Task goal >>
Repeat each record below exactly, dropping the pictures.

(Source data)
========

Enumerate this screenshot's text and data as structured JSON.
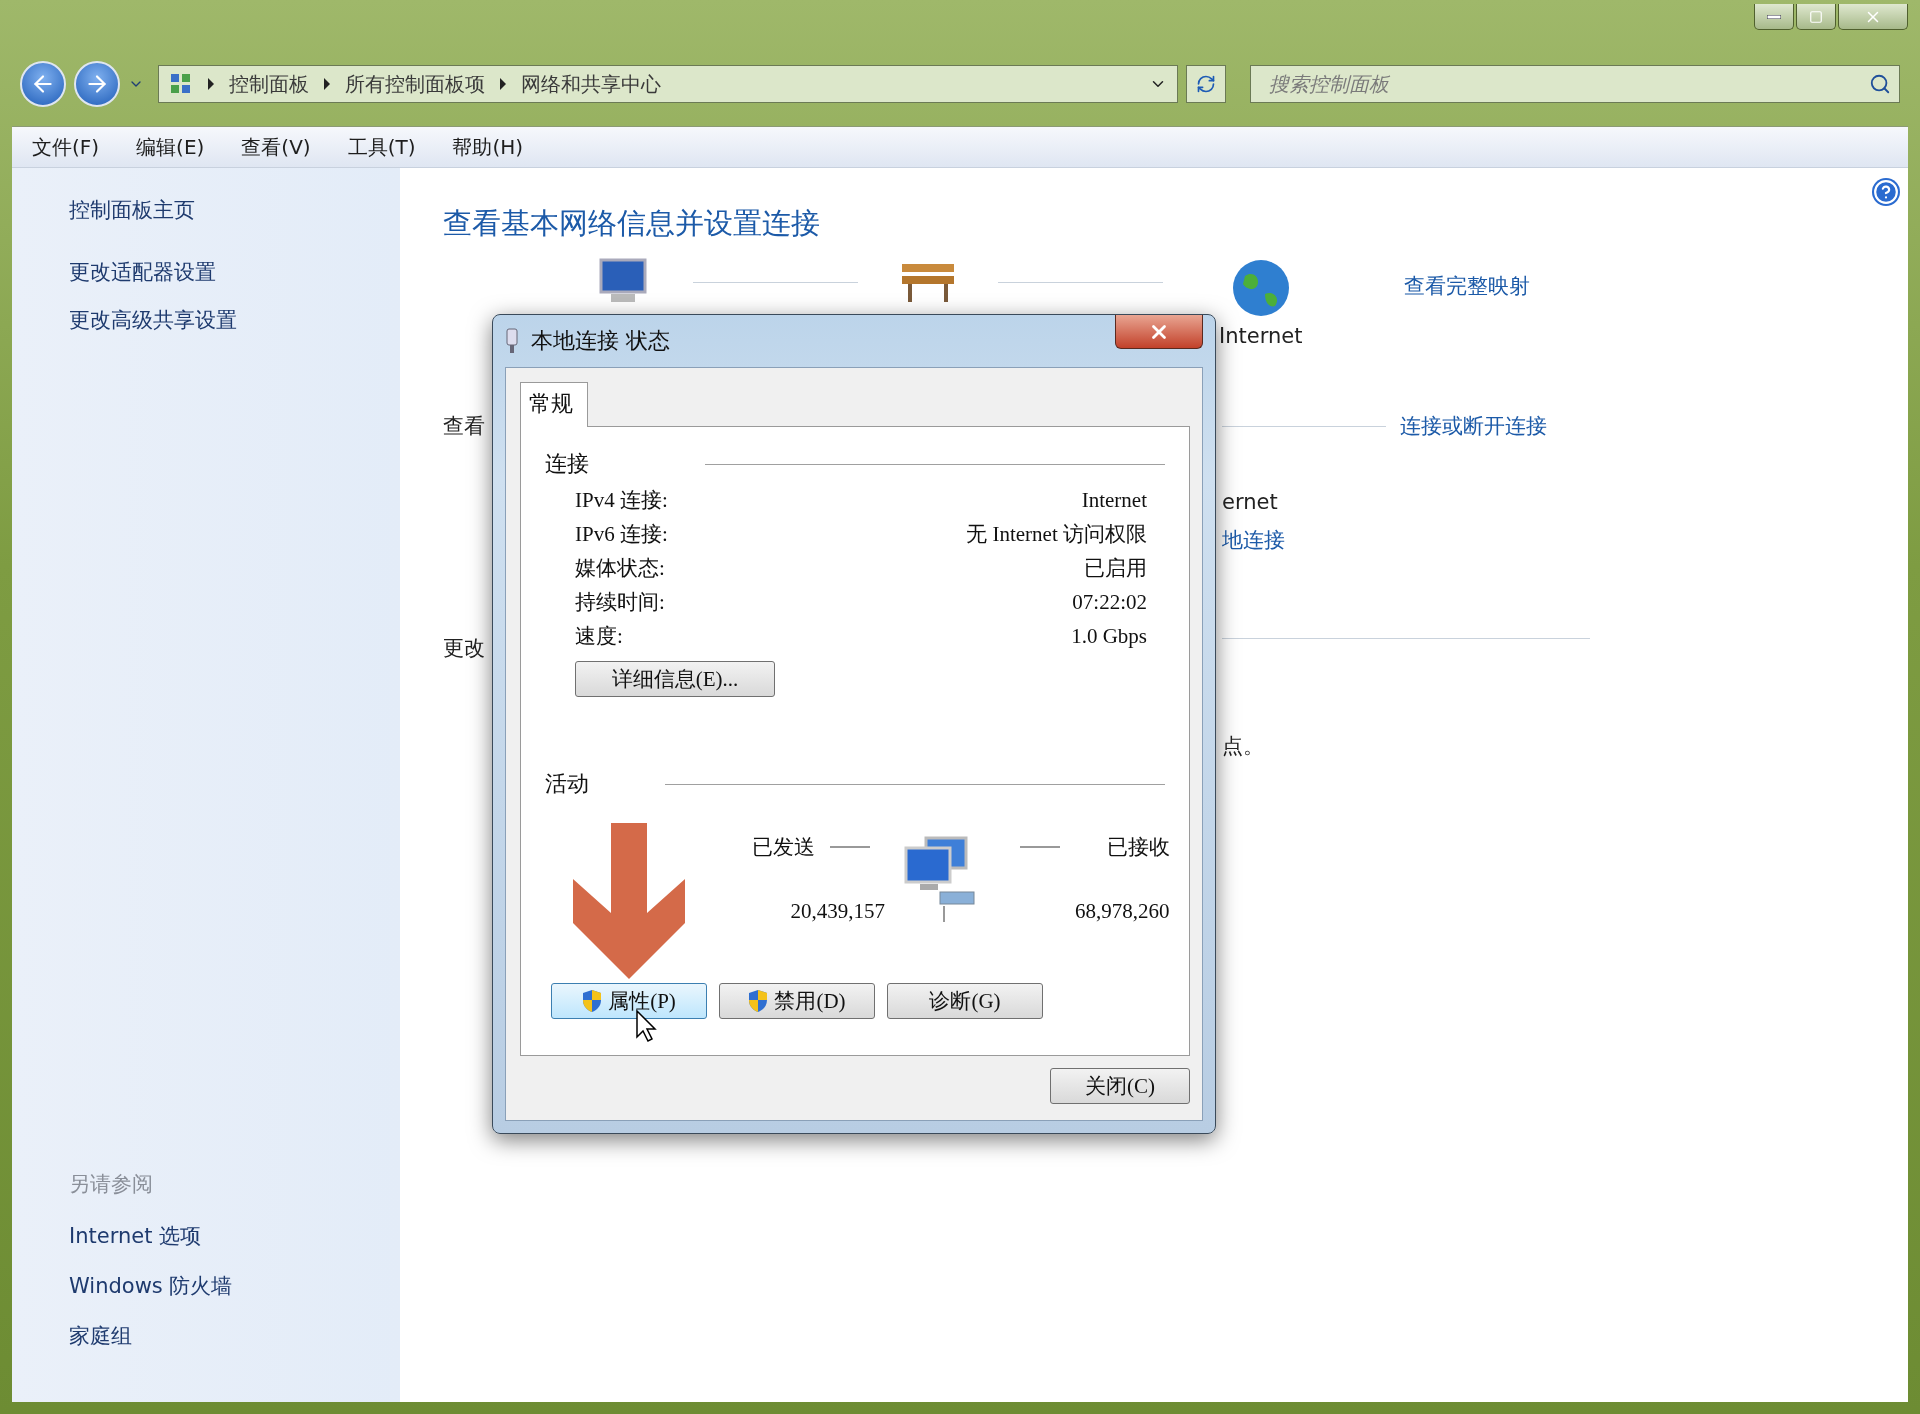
{
  "address_bar": {
    "breadcrumbs": [
      "控制面板",
      "所有控制面板项",
      "网络和共享中心"
    ]
  },
  "search": {
    "placeholder": "搜索控制面板"
  },
  "menu_bar": [
    "文件(F)",
    "编辑(E)",
    "查看(V)",
    "工具(T)",
    "帮助(H)"
  ],
  "sidebar": {
    "items": [
      "控制面板主页",
      "更改适配器设置",
      "更改高级共享设置"
    ],
    "see_also": {
      "heading": "另请参阅",
      "items": [
        "Internet 选项",
        "Windows 防火墙",
        "家庭组"
      ]
    }
  },
  "main": {
    "title": "查看基本网络信息并设置连接",
    "map_label": "Internet",
    "map_link": "查看完整映射",
    "section_1": "查看",
    "section_1_link": "连接或断开连接",
    "network_name": "ernet",
    "connection_link": "地连接",
    "section_2": "更改",
    "section_2_text": "点。"
  },
  "dialog": {
    "title": "本地连接 状态",
    "tabs": [
      {
        "label": "常规",
        "selected": true
      }
    ],
    "connection": {
      "heading": "连接",
      "rows": [
        {
          "label": "IPv4 连接:",
          "value": "Internet"
        },
        {
          "label": "IPv6 连接:",
          "value": "无 Internet 访问权限"
        },
        {
          "label": "媒体状态:",
          "value": "已启用"
        },
        {
          "label": "持续时间:",
          "value": "07:22:02"
        },
        {
          "label": "速度:",
          "value": "1.0 Gbps"
        }
      ],
      "details_button": "详细信息(E)..."
    },
    "activity": {
      "heading": "活动",
      "sent_label": "已发送",
      "received_label": "已接收",
      "sent": "20,439,157",
      "received": "68,978,260"
    },
    "buttons": [
      {
        "label": "属性(P)",
        "kind": "shield",
        "highlighted": true
      },
      {
        "label": "禁用(D)",
        "kind": "shield",
        "highlighted": false
      },
      {
        "label": "诊断(G)",
        "kind": "plain",
        "highlighted": false
      }
    ],
    "close_button": "关闭(C)"
  }
}
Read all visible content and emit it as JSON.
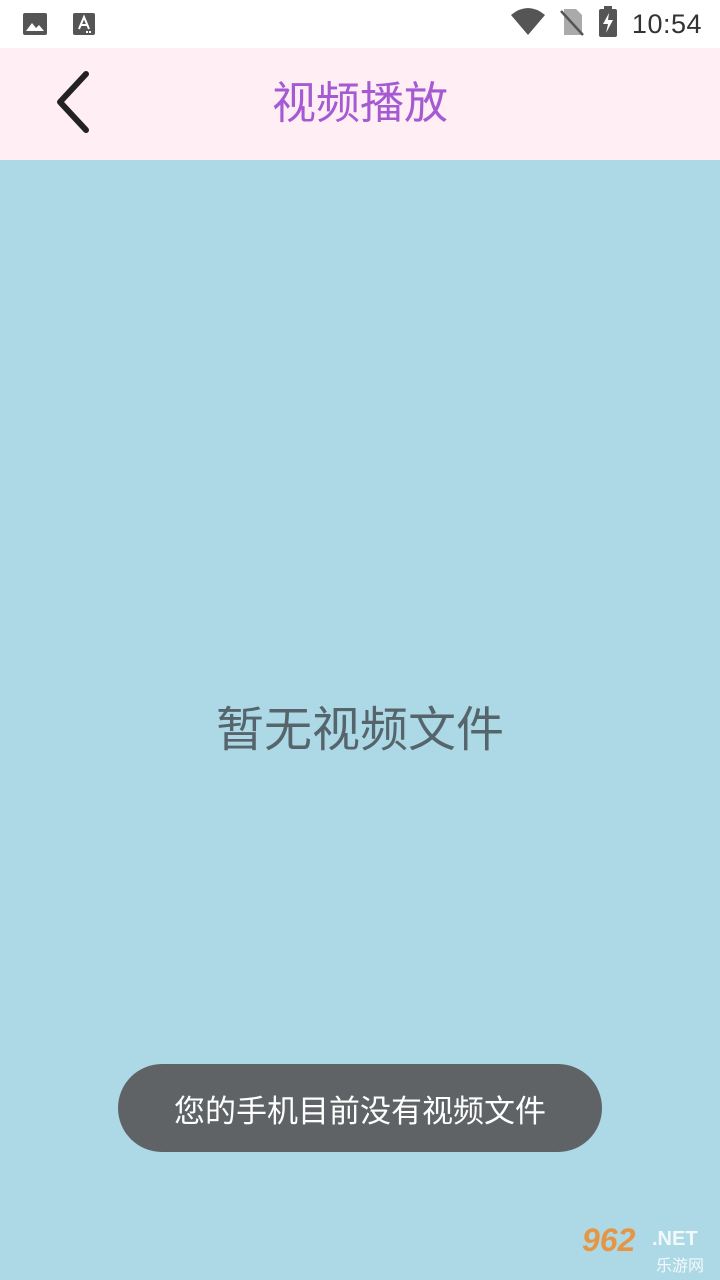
{
  "status_bar": {
    "time": "10:54",
    "icons": [
      "image-icon",
      "text-a-icon",
      "wifi-icon",
      "no-sim-icon",
      "battery-charging-icon"
    ]
  },
  "app_bar": {
    "back_icon": "chevron-left-icon",
    "title": "视频播放"
  },
  "main": {
    "empty_message": "暂无视频文件"
  },
  "toast": {
    "message": "您的手机目前没有视频文件"
  },
  "watermark": {
    "brand": "962",
    "suffix": ".NET",
    "subtitle": "乐游网"
  },
  "colors": {
    "background": "#add8e6",
    "app_bar": "#ffeef4",
    "title": "#a55ad3",
    "empty_text": "#56656c",
    "toast_bg": "#5f6366"
  }
}
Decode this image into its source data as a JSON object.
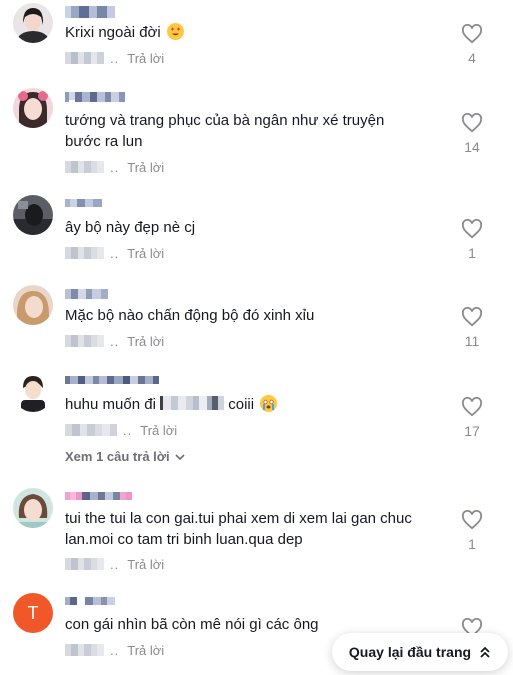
{
  "comments": [
    {
      "text": "Krixi ngoài đời",
      "reply_label": "Trả lời",
      "dots": "..",
      "likes": "4"
    },
    {
      "text": "tướng và trang phục của bà ngân như xé truyện bước ra lun",
      "reply_label": "Trả lời",
      "dots": "..",
      "likes": "14"
    },
    {
      "text": "ây bộ này đẹp nè cj",
      "reply_label": "Trả lời",
      "dots": "..",
      "likes": "1"
    },
    {
      "text": "Mặc bộ nào chấn động bộ đó xinh xỉu",
      "reply_label": "Trả lời",
      "dots": "..",
      "likes": "11"
    },
    {
      "text_start": "huhu muốn đi",
      "text_end": "coiii",
      "reply_label": "Trả lời",
      "dots": "..",
      "likes": "17"
    },
    {
      "text": "tui the tui la con gai.tui phai xem di xem lai gan chuc lan.moi co tam tri binh luan.qua dep",
      "reply_label": "Trả lời",
      "dots": "..",
      "likes": "1"
    },
    {
      "avatar_letter": "T",
      "text": "con gái nhìn bã còn mê nói gì các ông",
      "reply_label": "Trả lời",
      "dots": ".."
    }
  ],
  "view_replies": {
    "label": "Xem 1 câu trả lời"
  },
  "back_to_top": {
    "label": "Quay lại đầu trang"
  },
  "colors": {
    "avatar_t": "#f0582a",
    "muted": "#8a8b91",
    "text": "#161823"
  }
}
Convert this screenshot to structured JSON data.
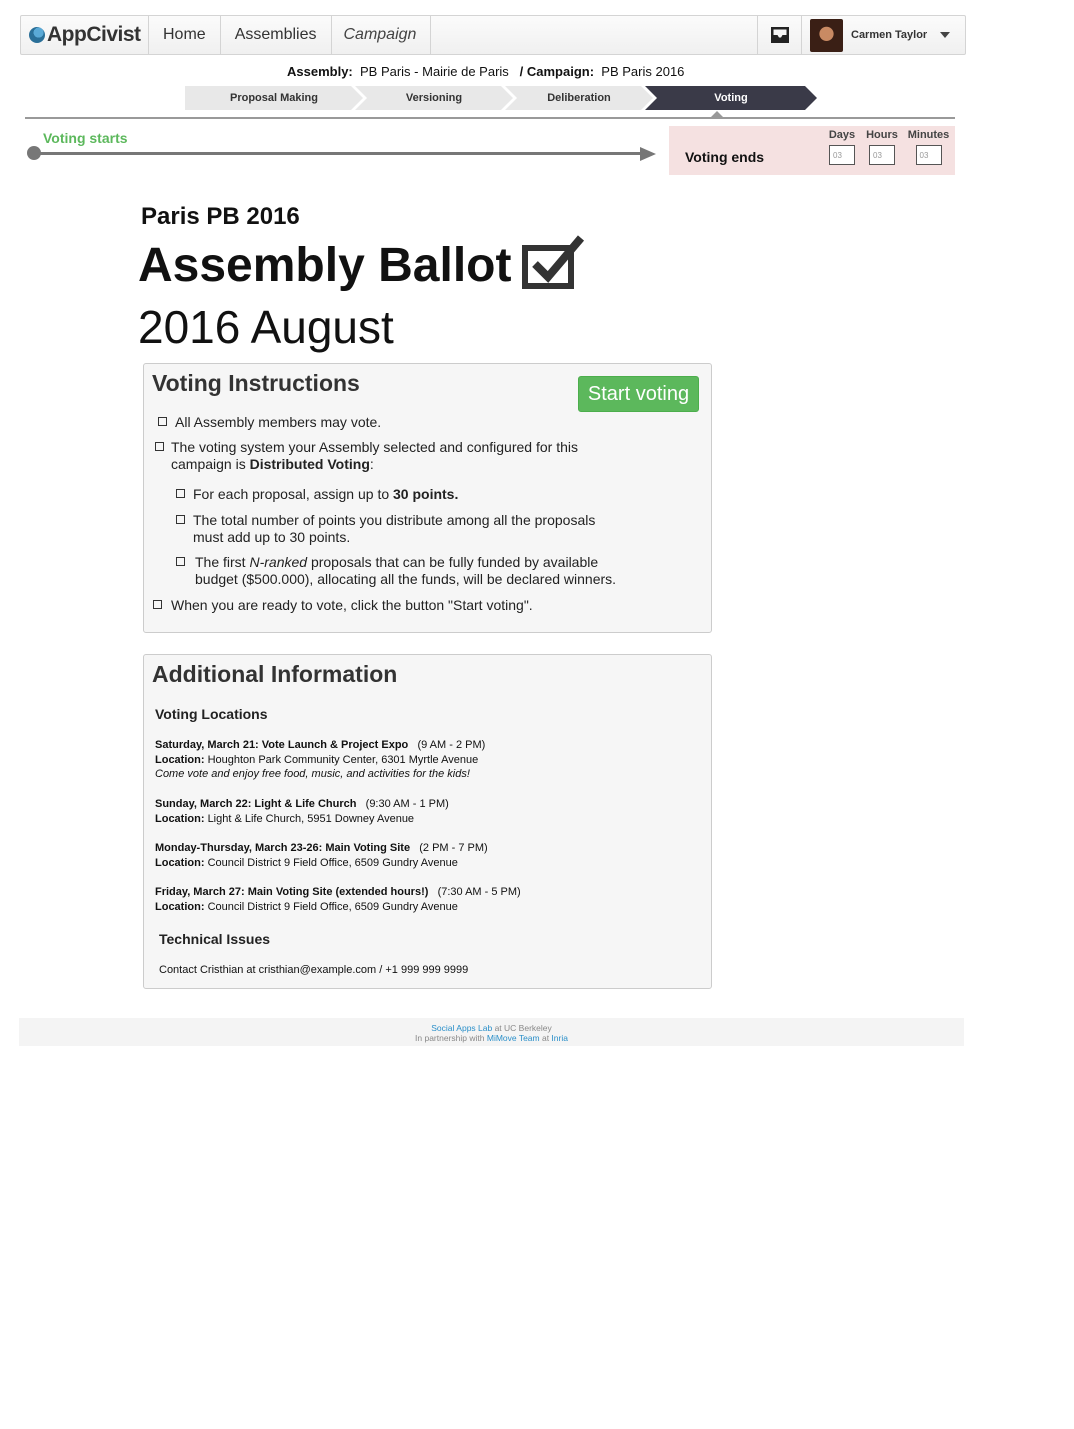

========

Answer to this task >>
Enumerate this screenshot's text and data as structured JSON.
{
  "address_bar": {
    "breadcrumbs": [
      "控制面板",
      "所有控制面板项",
      "网络和共享中心"
    ]
  },
  "search": {
    "placeholder": "搜索控制面板"
  },
  "menu_bar": [
    "文件(F)",
    "编辑(E)",
    "查看(V)",
    "工具(T)",
    "帮助(H)"
  ],
  "sidebar": {
    "items": [
      "控制面板主页",
      "更改适配器设置",
      "更改高级共享设置"
    ],
    "see_also": {
      "heading": "另请参阅",
      "items": [
        "Internet 选项",
        "Windows 防火墙",
        "家庭组"
      ]
    }
  },
  "main": {
    "title": "查看基本网络信息并设置连接",
    "map_label": "Internet",
    "map_link": "查看完整映射",
    "section_1": "查看",
    "section_1_link": "连接或断开连接",
    "network_name": "ernet",
    "connection_link": "地连接",
    "section_2": "更改",
    "section_2_text": "点。"
  },
  "dialog": {
    "title": "本地连接 状态",
    "tabs": [
      {
        "label": "常规",
        "selected": true
      }
    ],
    "connection": {
      "heading": "连接",
      "rows": [
        {
          "label": "IPv4 连接:",
          "value": "Internet"
        },
        {
          "label": "IPv6 连接:",
          "value": "无 Internet 访问权限"
        },
        {
          "label": "媒体状态:",
          "value": "已启用"
        },
        {
          "label": "持续时间:",
          "value": "07:22:02"
        },
        {
          "label": "速度:",
          "value": "1.0 Gbps"
        }
      ],
      "details_button": "详细信息(E)..."
    },
    "activity": {
      "heading": "活动",
      "sent_label": "已发送",
      "received_label": "已接收",
      "sent": "20,439,157",
      "received": "68,978,260"
    },
    "buttons": [
      {
        "label": "属性(P)",
        "kind": "shield",
        "highlighted": true
      },
      {
        "label": "禁用(D)",
        "kind": "shield",
        "highlighted": false
      },
      {
        "label": "诊断(G)",
        "kind": "plain",
        "highlighted": false
      }
    ],
    "close_button": "关闭(C)"
  }
}
Read all visible content and emit it as JSON.
{
  "status_bar": {
    "time": "10:54",
    "icons": [
      "image-icon",
      "text-a-icon",
      "wifi-icon",
      "no-sim-icon",
      "battery-charging-icon"
    ]
  },
  "app_bar": {
    "back_icon": "chevron-left-icon",
    "title": "视频播放"
  },
  "main": {
    "empty_message": "暂无视频文件"
  },
  "toast": {
    "message": "您的手机目前没有视频文件"
  },
  "watermark": {
    "brand": "962",
    "suffix": ".NET",
    "subtitle": "乐游网"
  },
  "colors": {
    "background": "#add8e6",
    "app_bar": "#ffeef4",
    "title": "#a55ad3",
    "empty_text": "#56656c",
    "toast_bg": "#5f6366"
  }
}
Decode this image into its source data as a JSON object.
{
  "comments": [
    {
      "text": "Krixi ngoài đời",
      "reply_label": "Trả lời",
      "dots": "..",
      "likes": "4"
    },
    {
      "text": "tướng và trang phục của bà ngân như xé truyện bước ra lun",
      "reply_label": "Trả lời",
      "dots": "..",
      "likes": "14"
    },
    {
      "text": "ây bộ này đẹp nè cj",
      "reply_label": "Trả lời",
      "dots": "..",
      "likes": "1"
    },
    {
      "text": "Mặc bộ nào chấn động bộ đó xinh xỉu",
      "reply_label": "Trả lời",
      "dots": "..",
      "likes": "11"
    },
    {
      "text_start": "huhu muốn đi",
      "text_end": "coiii",
      "reply_label": "Trả lời",
      "dots": "..",
      "likes": "17"
    },
    {
      "text": "tui the tui la con gai.tui phai xem di xem lai gan chuc lan.moi co tam tri binh luan.qua dep",
      "reply_label": "Trả lời",
      "dots": "..",
      "likes": "1"
    },
    {
      "avatar_letter": "T",
      "text": "con gái nhìn bã còn mê nói gì các ông",
      "reply_label": "Trả lời",
      "dots": ".."
    }
  ],
  "view_replies": {
    "label": "Xem 1 câu trả lời"
  },
  "back_to_top": {
    "label": "Quay lại đầu trang"
  },
  "colors": {
    "avatar_t": "#f0582a",
    "muted": "#8a8b91",
    "text": "#161823"
  }
}
Convert this screenshot to structured JSON data.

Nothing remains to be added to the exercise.